What this task involves:
Every record below should be copied exactly, with the pictures left out.

··· Data ···

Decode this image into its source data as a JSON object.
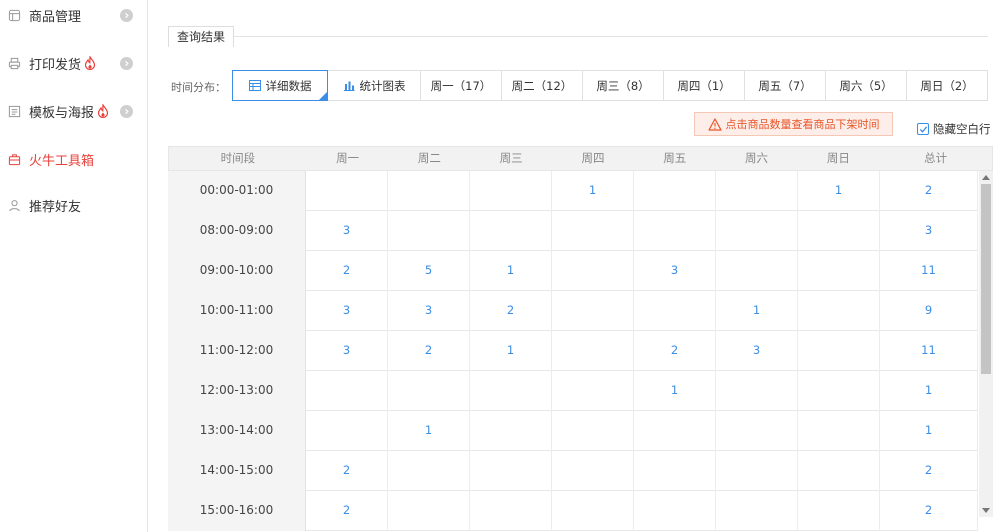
{
  "sidebar": {
    "items": [
      {
        "label": "商品管理",
        "icon": "shop-icon",
        "flame": false,
        "chevron": true,
        "active": false
      },
      {
        "label": "打印发货",
        "icon": "printer-icon",
        "flame": true,
        "chevron": true,
        "active": false
      },
      {
        "label": "模板与海报",
        "icon": "template-icon",
        "flame": true,
        "chevron": true,
        "active": false
      },
      {
        "label": "火牛工具箱",
        "icon": "toolbox-icon",
        "flame": false,
        "chevron": false,
        "active": true
      },
      {
        "label": "推荐好友",
        "icon": "user-icon",
        "flame": false,
        "chevron": false,
        "active": false
      }
    ]
  },
  "section": {
    "title": "查询结果"
  },
  "filter": {
    "label": "时间分布：",
    "tabs": [
      {
        "label": "详细数据",
        "icon": "table-icon",
        "active": true
      },
      {
        "label": "统计图表",
        "icon": "bar-chart-icon",
        "active": false
      },
      {
        "label": "周一（17）"
      },
      {
        "label": "周二（12）"
      },
      {
        "label": "周三（8）"
      },
      {
        "label": "周四（1）"
      },
      {
        "label": "周五（7）"
      },
      {
        "label": "周六（5）"
      },
      {
        "label": "周日（2）"
      }
    ]
  },
  "notice": {
    "text": "点击商品数量查看商品下架时间"
  },
  "hide_empty": {
    "label": "隐藏空白行",
    "checked": true
  },
  "colors": {
    "accent": "#3a8ee6",
    "active_red": "#e8423c",
    "notice_bg": "#fdeee9",
    "notice_text": "#e8562a"
  },
  "table": {
    "headers": [
      "时间段",
      "周一",
      "周二",
      "周三",
      "周四",
      "周五",
      "周六",
      "周日",
      "总计"
    ],
    "rows": [
      [
        "00:00-01:00",
        "",
        "",
        "",
        "1",
        "",
        "",
        "1",
        "2"
      ],
      [
        "08:00-09:00",
        "3",
        "",
        "",
        "",
        "",
        "",
        "",
        "3"
      ],
      [
        "09:00-10:00",
        "2",
        "5",
        "1",
        "",
        "3",
        "",
        "",
        "11"
      ],
      [
        "10:00-11:00",
        "3",
        "3",
        "2",
        "",
        "",
        "1",
        "",
        "9"
      ],
      [
        "11:00-12:00",
        "3",
        "2",
        "1",
        "",
        "2",
        "3",
        "",
        "11"
      ],
      [
        "12:00-13:00",
        "",
        "",
        "",
        "",
        "1",
        "",
        "",
        "1"
      ],
      [
        "13:00-14:00",
        "",
        "1",
        "",
        "",
        "",
        "",
        "",
        "1"
      ],
      [
        "14:00-15:00",
        "2",
        "",
        "",
        "",
        "",
        "",
        "",
        "2"
      ],
      [
        "15:00-16:00",
        "2",
        "",
        "",
        "",
        "",
        "",
        "",
        "2"
      ]
    ]
  }
}
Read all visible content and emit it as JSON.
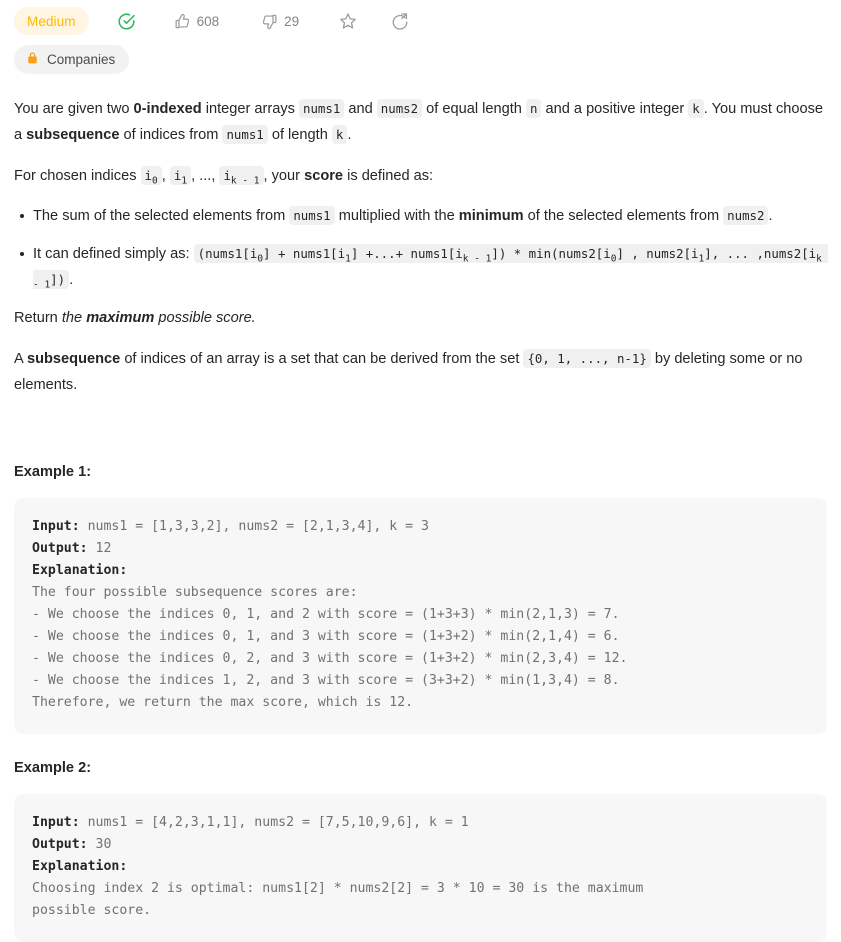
{
  "header": {
    "difficulty": "Medium",
    "solved_icon": "check-circle-icon",
    "likes_icon": "thumbs-up-icon",
    "likes_count": "608",
    "dislikes_icon": "thumbs-down-icon",
    "dislikes_count": "29",
    "favorite_icon": "star-icon",
    "share_icon": "share-icon",
    "companies_icon": "lock-icon",
    "companies_label": "Companies",
    "accent_difficulty_color": "#ffb800",
    "accent_difficulty_bg": "#fff5e3",
    "accent_solved_color": "#2db55d",
    "accent_lock_color": "#f89f1b"
  },
  "description": {
    "p1": {
      "t1": "You are given two ",
      "b1": "0-indexed",
      "t2": " integer arrays ",
      "c1": "nums1",
      "t3": " and ",
      "c2": "nums2",
      "t4": " of equal length ",
      "c3": "n",
      "t5": " and a positive integer ",
      "c4": "k",
      "t6": ". You must choose a ",
      "b2": "subsequence",
      "t7": " of indices from ",
      "c5": "nums1",
      "t8": " of length ",
      "c6": "k",
      "t9": "."
    },
    "p2": {
      "t1": "For chosen indices ",
      "c1": "i",
      "c1sub": "0",
      "t2": ", ",
      "c2": "i",
      "c2sub": "1",
      "t3": ", ..., ",
      "c3": "i",
      "c3sub": "k - 1",
      "t4": ", your ",
      "b1": "score",
      "t5": " is defined as:"
    },
    "bullet1": {
      "t1": "The sum of the selected elements from ",
      "c1": "nums1",
      "t2": " multiplied with the ",
      "b1": "minimum",
      "t3": " of the selected elements from ",
      "c2": "nums2",
      "t4": "."
    },
    "bullet2": {
      "t1": "It can defined simply as: ",
      "code_part1": "(nums1[i",
      "sub1": "0",
      "code_part2": "] + nums1[i",
      "sub2": "1",
      "code_part3": "] +...+ nums1[i",
      "sub3": "k - 1",
      "code_part4": "]) * min(nums2[i",
      "sub4": "0",
      "code_part5": "] , nums2[i",
      "sub5": "1",
      "code_part6": "], ... ,nums2[i",
      "sub6": "k - 1",
      "code_part7": "])",
      "t2": "."
    },
    "p3": {
      "t1": "Return ",
      "i1": "the ",
      "ib1": "maximum",
      "i2": " possible score."
    },
    "p4": {
      "t1": "A ",
      "b1": "subsequence",
      "t2": " of indices of an array is a set that can be derived from the set ",
      "c1": "{0, 1, ..., n-1}",
      "t3": " by deleting some or no elements."
    }
  },
  "examples": [
    {
      "title": "Example 1:",
      "input_label": "Input:",
      "input_value": " nums1 = [1,3,3,2], nums2 = [2,1,3,4], k = 3",
      "output_label": "Output:",
      "output_value": " 12",
      "explanation_label": "Explanation:",
      "explanation_body": "\nThe four possible subsequence scores are:\n- We choose the indices 0, 1, and 2 with score = (1+3+3) * min(2,1,3) = 7.\n- We choose the indices 0, 1, and 3 with score = (1+3+2) * min(2,1,4) = 6.\n- We choose the indices 0, 2, and 3 with score = (1+3+2) * min(2,3,4) = 12.\n- We choose the indices 1, 2, and 3 with score = (3+3+2) * min(1,3,4) = 8.\nTherefore, we return the max score, which is 12."
    },
    {
      "title": "Example 2:",
      "input_label": "Input:",
      "input_value": " nums1 = [4,2,3,1,1], nums2 = [7,5,10,9,6], k = 1",
      "output_label": "Output:",
      "output_value": " 30",
      "explanation_label": "Explanation:",
      "explanation_body": "\nChoosing index 2 is optimal: nums1[2] * nums2[2] = 3 * 10 = 30 is the maximum\npossible score."
    }
  ]
}
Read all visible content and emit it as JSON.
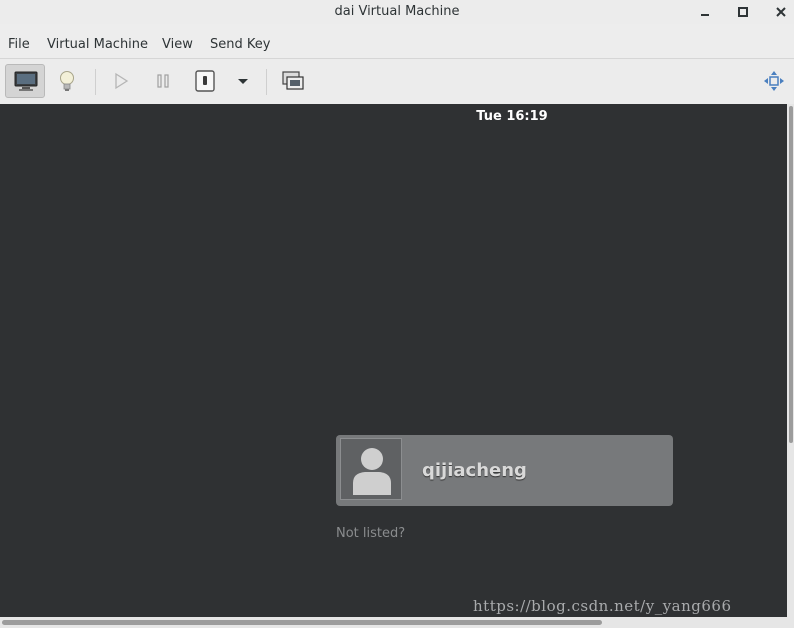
{
  "window": {
    "title": "dai Virtual Machine"
  },
  "menu": {
    "items": [
      {
        "label": "File"
      },
      {
        "label": "Virtual Machine"
      },
      {
        "label": "View"
      },
      {
        "label": "Send Key"
      }
    ]
  },
  "toolbar": {
    "buttons": [
      {
        "icon": "monitor-icon",
        "active": true
      },
      {
        "icon": "lightbulb-icon"
      },
      {
        "icon": "play-icon"
      },
      {
        "icon": "pause-icon"
      },
      {
        "icon": "power-icon"
      },
      {
        "icon": "dropdown-arrow-icon"
      },
      {
        "icon": "snapshot-icon"
      },
      {
        "icon": "fullscreen-icon"
      }
    ]
  },
  "guest": {
    "clock": "Tue 16:19",
    "username": "qijiacheng",
    "not_listed": "Not listed?",
    "watermark": "https://blog.csdn.net/y_yang666"
  },
  "colors": {
    "display_bg": "#2f3133",
    "card_bg": "#77797b",
    "chrome_bg": "#ededed"
  }
}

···

Solution:
Decode this image into its source data as a JSON object.
{
  "sidebar": {
    "items": [
      {
        "label": "商品管理",
        "icon": "shop-icon",
        "flame": false,
        "chevron": true,
        "active": false
      },
      {
        "label": "打印发货",
        "icon": "printer-icon",
        "flame": true,
        "chevron": true,
        "active": false
      },
      {
        "label": "模板与海报",
        "icon": "template-icon",
        "flame": true,
        "chevron": true,
        "active": false
      },
      {
        "label": "火牛工具箱",
        "icon": "toolbox-icon",
        "flame": false,
        "chevron": false,
        "active": true
      },
      {
        "label": "推荐好友",
        "icon": "user-icon",
        "flame": false,
        "chevron": false,
        "active": false
      }
    ]
  },
  "section": {
    "title": "查询结果"
  },
  "filter": {
    "label": "时间分布：",
    "tabs": [
      {
        "label": "详细数据",
        "icon": "table-icon",
        "active": true
      },
      {
        "label": "统计图表",
        "icon": "bar-chart-icon",
        "active": false
      },
      {
        "label": "周一（17）"
      },
      {
        "label": "周二（12）"
      },
      {
        "label": "周三（8）"
      },
      {
        "label": "周四（1）"
      },
      {
        "label": "周五（7）"
      },
      {
        "label": "周六（5）"
      },
      {
        "label": "周日（2）"
      }
    ]
  },
  "notice": {
    "text": "点击商品数量查看商品下架时间"
  },
  "hide_empty": {
    "label": "隐藏空白行",
    "checked": true
  },
  "colors": {
    "accent": "#3a8ee6",
    "active_red": "#e8423c",
    "notice_bg": "#fdeee9",
    "notice_text": "#e8562a"
  },
  "table": {
    "headers": [
      "时间段",
      "周一",
      "周二",
      "周三",
      "周四",
      "周五",
      "周六",
      "周日",
      "总计"
    ],
    "rows": [
      [
        "00:00-01:00",
        "",
        "",
        "",
        "1",
        "",
        "",
        "1",
        "2"
      ],
      [
        "08:00-09:00",
        "3",
        "",
        "",
        "",
        "",
        "",
        "",
        "3"
      ],
      [
        "09:00-10:00",
        "2",
        "5",
        "1",
        "",
        "3",
        "",
        "",
        "11"
      ],
      [
        "10:00-11:00",
        "3",
        "3",
        "2",
        "",
        "",
        "1",
        "",
        "9"
      ],
      [
        "11:00-12:00",
        "3",
        "2",
        "1",
        "",
        "2",
        "3",
        "",
        "11"
      ],
      [
        "12:00-13:00",
        "",
        "",
        "",
        "",
        "1",
        "",
        "",
        "1"
      ],
      [
        "13:00-14:00",
        "",
        "1",
        "",
        "",
        "",
        "",
        "",
        "1"
      ],
      [
        "14:00-15:00",
        "2",
        "",
        "",
        "",
        "",
        "",
        "",
        "2"
      ],
      [
        "15:00-16:00",
        "2",
        "",
        "",
        "",
        "",
        "",
        "",
        "2"
      ]
    ]
  }
}
Read all visible content and emit it as JSON.
{
  "header": {
    "difficulty": "Medium",
    "solved_icon": "check-circle-icon",
    "likes_icon": "thumbs-up-icon",
    "likes_count": "608",
    "dislikes_icon": "thumbs-down-icon",
    "dislikes_count": "29",
    "favorite_icon": "star-icon",
    "share_icon": "share-icon",
    "companies_icon": "lock-icon",
    "companies_label": "Companies",
    "accent_difficulty_color": "#ffb800",
    "accent_difficulty_bg": "#fff5e3",
    "accent_solved_color": "#2db55d",
    "accent_lock_color": "#f89f1b"
  },
  "description": {
    "p1": {
      "t1": "You are given two ",
      "b1": "0-indexed",
      "t2": " integer arrays ",
      "c1": "nums1",
      "t3": " and ",
      "c2": "nums2",
      "t4": " of equal length ",
      "c3": "n",
      "t5": " and a positive integer ",
      "c4": "k",
      "t6": ". You must choose a ",
      "b2": "subsequence",
      "t7": " of indices from ",
      "c5": "nums1",
      "t8": " of length ",
      "c6": "k",
      "t9": "."
    },
    "p2": {
      "t1": "For chosen indices ",
      "c1": "i",
      "c1sub": "0",
      "t2": ", ",
      "c2": "i",
      "c2sub": "1",
      "t3": ", ..., ",
      "c3": "i",
      "c3sub": "k - 1",
      "t4": ", your ",
      "b1": "score",
      "t5": " is defined as:"
    },
    "bullet1": {
      "t1": "The sum of the selected elements from ",
      "c1": "nums1",
      "t2": " multiplied with the ",
      "b1": "minimum",
      "t3": " of the selected elements from ",
      "c2": "nums2",
      "t4": "."
    },
    "bullet2": {
      "t1": "It can defined simply as: ",
      "code_part1": "(nums1[i",
      "sub1": "0",
      "code_part2": "] + nums1[i",
      "sub2": "1",
      "code_part3": "] +...+ nums1[i",
      "sub3": "k - 1",
      "code_part4": "]) * min(nums2[i",
      "sub4": "0",
      "code_part5": "] , nums2[i",
      "sub5": "1",
      "code_part6": "], ... ,nums2[i",
      "sub6": "k - 1",
      "code_part7": "])",
      "t2": "."
    },
    "p3": {
      "t1": "Return ",
      "i1": "the ",
      "ib1": "maximum",
      "i2": " possible score."
    },
    "p4": {
      "t1": "A ",
      "b1": "subsequence",
      "t2": " of indices of an array is a set that can be derived from the set ",
      "c1": "{0, 1, ..., n-1}",
      "t3": " by deleting some or no elements."
    }
  },
  "examples": [
    {
      "title": "Example 1:",
      "input_label": "Input:",
      "input_value": " nums1 = [1,3,3,2], nums2 = [2,1,3,4], k = 3",
      "output_label": "Output:",
      "output_value": " 12",
      "explanation_label": "Explanation:",
      "explanation_body": "\nThe four possible subsequence scores are:\n- We choose the indices 0, 1, and 2 with score = (1+3+3) * min(2,1,3) = 7.\n- We choose the indices 0, 1, and 3 with score = (1+3+2) * min(2,1,4) = 6.\n- We choose the indices 0, 2, and 3 with score = (1+3+2) * min(2,3,4) = 12.\n- We choose the indices 1, 2, and 3 with score = (3+3+2) * min(1,3,4) = 8.\nTherefore, we return the max score, which is 12."
    },
    {
      "title": "Example 2:",
      "input_label": "Input:",
      "input_value": " nums1 = [4,2,3,1,1], nums2 = [7,5,10,9,6], k = 1",
      "output_label": "Output:",
      "output_value": " 30",
      "explanation_label": "Explanation:",
      "explanation_body": "\nChoosing index 2 is optimal: nums1[2] * nums2[2] = 3 * 10 = 30 is the maximum\npossible score."
    }
  ]
}
Read all visible content and emit it as JSON.
{
  "window": {
    "title": "dai Virtual Machine"
  },
  "menu": {
    "items": [
      {
        "label": "File"
      },
      {
        "label": "Virtual Machine"
      },
      {
        "label": "View"
      },
      {
        "label": "Send Key"
      }
    ]
  },
  "toolbar": {
    "buttons": [
      {
        "icon": "monitor-icon",
        "active": true
      },
      {
        "icon": "lightbulb-icon"
      },
      {
        "icon": "play-icon"
      },
      {
        "icon": "pause-icon"
      },
      {
        "icon": "power-icon"
      },
      {
        "icon": "dropdown-arrow-icon"
      },
      {
        "icon": "snapshot-icon"
      },
      {
        "icon": "fullscreen-icon"
      }
    ]
  },
  "guest": {
    "clock": "Tue 16:19",
    "username": "qijiacheng",
    "not_listed": "Not listed?",
    "watermark": "https://blog.csdn.net/y_yang666"
  },
  "colors": {
    "display_bg": "#2f3133",
    "card_bg": "#77797b",
    "chrome_bg": "#ededed"
  }
}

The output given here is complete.